Where culture meets nature!

1

The island is bound up with the history of Greece from the beginnings of Greek mythology. Its Greek name, Kerkyra, is related to two powerful water symbols: Poseidon, god of the sea, and Asopos, an important Greek mainland river. According to myth, Poseidon fell in love with the beautiful nymph Korkyra, daughter of Asopus and river nymph Metope, and abducted her. Poseidon brought Korkyra to the hither to unnamed island and, in marital bliss, offered her name to the place. Together, they had a child they called Phaiax,. Corfu's nickname is The island of the Phaeacians. In the mythical sea adventure of Homer's Odyssey, Kerkyra is the island of the Phaeacians, wherein Odysseus meets Nausica, the daughter of King Alkinoos. The bay of Palaiokastritsa is considered to be the place where Odysseus disembarked.

The Northern Corfu, the most qualitative side of the to the visitors’ experiences more value, while preserving its natural and architectural environment

Magnificent, verdant Corfu, was Homer’s ‘beautiful and rich land’. Mountains dominate the northern half where the coastlines can be steep and dramatic and where the island’s interior is a rolling expanse of peaceful countryside. Stately cypresses, used for masts by the Venetians, rise from shimmering olive groves. Beaches with sometimes oppressively thick development punctuate the entire coastline. Development is most intensive north of Corfu Town and along the northernmost coast.

2

3


The climate of the archipelago of Corfu is warm Mediterranean. The summer here is warm and relatively dry with a blue sky, often cooled by seasonal breezes, while rarely is it interrupted by rains. The mountainous areas are cooler. The winter here is mild. Rainfall occurs mainly from November till March. On average, there are 3000 hours of sun per year with an average daily sunshine duration of 8.5 hours.

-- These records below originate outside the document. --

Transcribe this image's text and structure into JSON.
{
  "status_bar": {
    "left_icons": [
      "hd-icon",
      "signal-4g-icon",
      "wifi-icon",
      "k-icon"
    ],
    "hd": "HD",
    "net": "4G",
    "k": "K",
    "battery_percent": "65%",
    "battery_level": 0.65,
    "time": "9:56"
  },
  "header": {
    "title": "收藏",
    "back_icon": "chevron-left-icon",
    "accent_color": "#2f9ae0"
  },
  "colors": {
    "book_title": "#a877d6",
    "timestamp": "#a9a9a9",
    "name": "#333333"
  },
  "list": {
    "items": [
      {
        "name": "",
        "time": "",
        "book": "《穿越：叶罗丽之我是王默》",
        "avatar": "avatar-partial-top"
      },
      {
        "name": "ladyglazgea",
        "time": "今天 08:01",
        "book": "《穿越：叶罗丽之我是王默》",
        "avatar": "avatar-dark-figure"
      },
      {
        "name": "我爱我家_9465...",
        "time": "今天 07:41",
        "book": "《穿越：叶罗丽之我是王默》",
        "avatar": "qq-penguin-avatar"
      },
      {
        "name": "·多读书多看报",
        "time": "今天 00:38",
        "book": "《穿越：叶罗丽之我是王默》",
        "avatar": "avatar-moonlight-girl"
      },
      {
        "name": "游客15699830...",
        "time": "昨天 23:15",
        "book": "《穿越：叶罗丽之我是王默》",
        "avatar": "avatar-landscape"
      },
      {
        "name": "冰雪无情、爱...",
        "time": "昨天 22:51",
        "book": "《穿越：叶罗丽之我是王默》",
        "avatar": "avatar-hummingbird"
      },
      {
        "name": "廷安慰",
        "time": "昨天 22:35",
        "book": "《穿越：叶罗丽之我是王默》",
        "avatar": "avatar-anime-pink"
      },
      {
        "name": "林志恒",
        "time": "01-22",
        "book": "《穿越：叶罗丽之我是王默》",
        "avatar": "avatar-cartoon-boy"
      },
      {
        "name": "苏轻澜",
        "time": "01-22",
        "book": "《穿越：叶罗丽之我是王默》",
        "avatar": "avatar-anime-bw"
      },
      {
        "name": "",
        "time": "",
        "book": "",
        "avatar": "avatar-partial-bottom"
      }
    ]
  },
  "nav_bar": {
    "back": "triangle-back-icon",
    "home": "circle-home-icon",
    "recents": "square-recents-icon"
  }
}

One of the principal components of the Corfiot landscape is, without doubt, its lush vegetation in all its never-ending hues. Unlike other parts of Greece where any greenery withers and dries up in the summer months, in Corfu it remains fresh all year round; indeed, depending on the season, the island’s amazing verdure is diffused with the colors of trees in blossom or heavy with fruit and the flowers, wild or cultivated, that grow in such profusion. The shimmering blue sea forms a perfect backdrop to the assorted shades of green of the Corfiot countryside.